Pattern Matching: Flow Control Made Beautiful

Posted by Matt Farmer on June 15, 2012 · 3 mins read

One of the things that really drew me to OpenStudy when I was considering it as the next step for my career was the use of Scala as the company’s weapon of choice. If you’re anything like me you never got any direct experience with Scala in your formal Computer Science education. In fact, the only reason that I had ever heard of Scala was because I had a professor at UGA, Dr. Miller, who was using it for his research.
After about eight months of working for OpenStudy, I still find things to be amazed at with Scala. One of the first examples of things that blew my mind was the Scala pattern matching. In most Scala pattern matching scenarios, what you’ll see is pattern matching on Scala case classes. These case classes are pretty clever concepts in and of themselves, but that’s an entirely different topic for a different day. Let’s take Scala’s Option type. Options can have one of two values: they can either be a None or a Some case class containing an instance of a specific type. So, I could, for example, have this variable:

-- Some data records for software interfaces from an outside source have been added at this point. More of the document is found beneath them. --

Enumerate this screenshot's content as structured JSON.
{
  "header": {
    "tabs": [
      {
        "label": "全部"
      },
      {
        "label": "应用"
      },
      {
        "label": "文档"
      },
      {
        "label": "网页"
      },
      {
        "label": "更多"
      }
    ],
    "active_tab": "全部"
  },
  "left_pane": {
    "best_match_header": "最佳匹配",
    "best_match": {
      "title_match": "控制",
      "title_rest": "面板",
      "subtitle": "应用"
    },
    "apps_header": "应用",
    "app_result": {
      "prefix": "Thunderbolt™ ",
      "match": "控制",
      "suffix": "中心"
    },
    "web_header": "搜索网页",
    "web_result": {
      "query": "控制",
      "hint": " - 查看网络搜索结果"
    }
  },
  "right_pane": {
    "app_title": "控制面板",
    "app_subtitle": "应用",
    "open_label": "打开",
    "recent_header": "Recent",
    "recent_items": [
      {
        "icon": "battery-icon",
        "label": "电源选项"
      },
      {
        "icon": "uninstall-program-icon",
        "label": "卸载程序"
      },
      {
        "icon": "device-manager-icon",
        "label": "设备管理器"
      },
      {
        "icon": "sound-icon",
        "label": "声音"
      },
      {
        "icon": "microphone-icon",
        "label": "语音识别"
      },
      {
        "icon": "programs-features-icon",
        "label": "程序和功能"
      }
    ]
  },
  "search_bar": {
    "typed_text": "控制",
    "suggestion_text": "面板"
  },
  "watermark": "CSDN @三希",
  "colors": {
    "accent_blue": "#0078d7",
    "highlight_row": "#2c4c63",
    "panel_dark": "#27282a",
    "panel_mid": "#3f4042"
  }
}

val urlPath:Option[String]

This val could be a None, or could be a Some containing a String. So what if I want to change how my program behaves based on the value of this urlPath? Well, I could certainly do something like this, which leverages the isDefined attribute of Options:

if (urlPath.isDefined) { // Do something with the url via urlPath.get } else { // Do something else }

Sure, this works, but it isn’t very beautiful. It certainly isn’t very Scala-like. Indeed, what if you need to do different things with a url that is defined? So, let’s say we want to have different behavior based on whether or not the URL is Google or Bing.

if (urlPath.isDefined) { if (urlPath.get == “”) goToGoogle() else if (urlPath.get == “”) puke() }

You have the option of nesting if statements, as above, but it doesn’t look very pretty in any language. Also, as you add more conditions the levels of nesting will increase rapidly. So, let’s leverage some Scala patten matching. If we’re looking at the first example, we’d probably use something like this:

urlPath match { case Some(url) => // Do something with the url case _ => // Do something else because the url isn’t a some. }

The underscore is Scala’s wildcard character. It does a lot of different things. In this case, it’s the equivalent to the “default” statements in classic switch statements. It serves as a catchall so the compiler doesn’t complain to us about unhandled possibilities. We could have written it with a “None” in this case and have been as equally correct. So, then we come back to our second example. What if we want it to behave differently between Google and Bing?

urlPath match { case Some(url) if url == “” => goToGoogle() case Some(url) if url == “” => puke() case _ => // Default actions. }

Much prettier.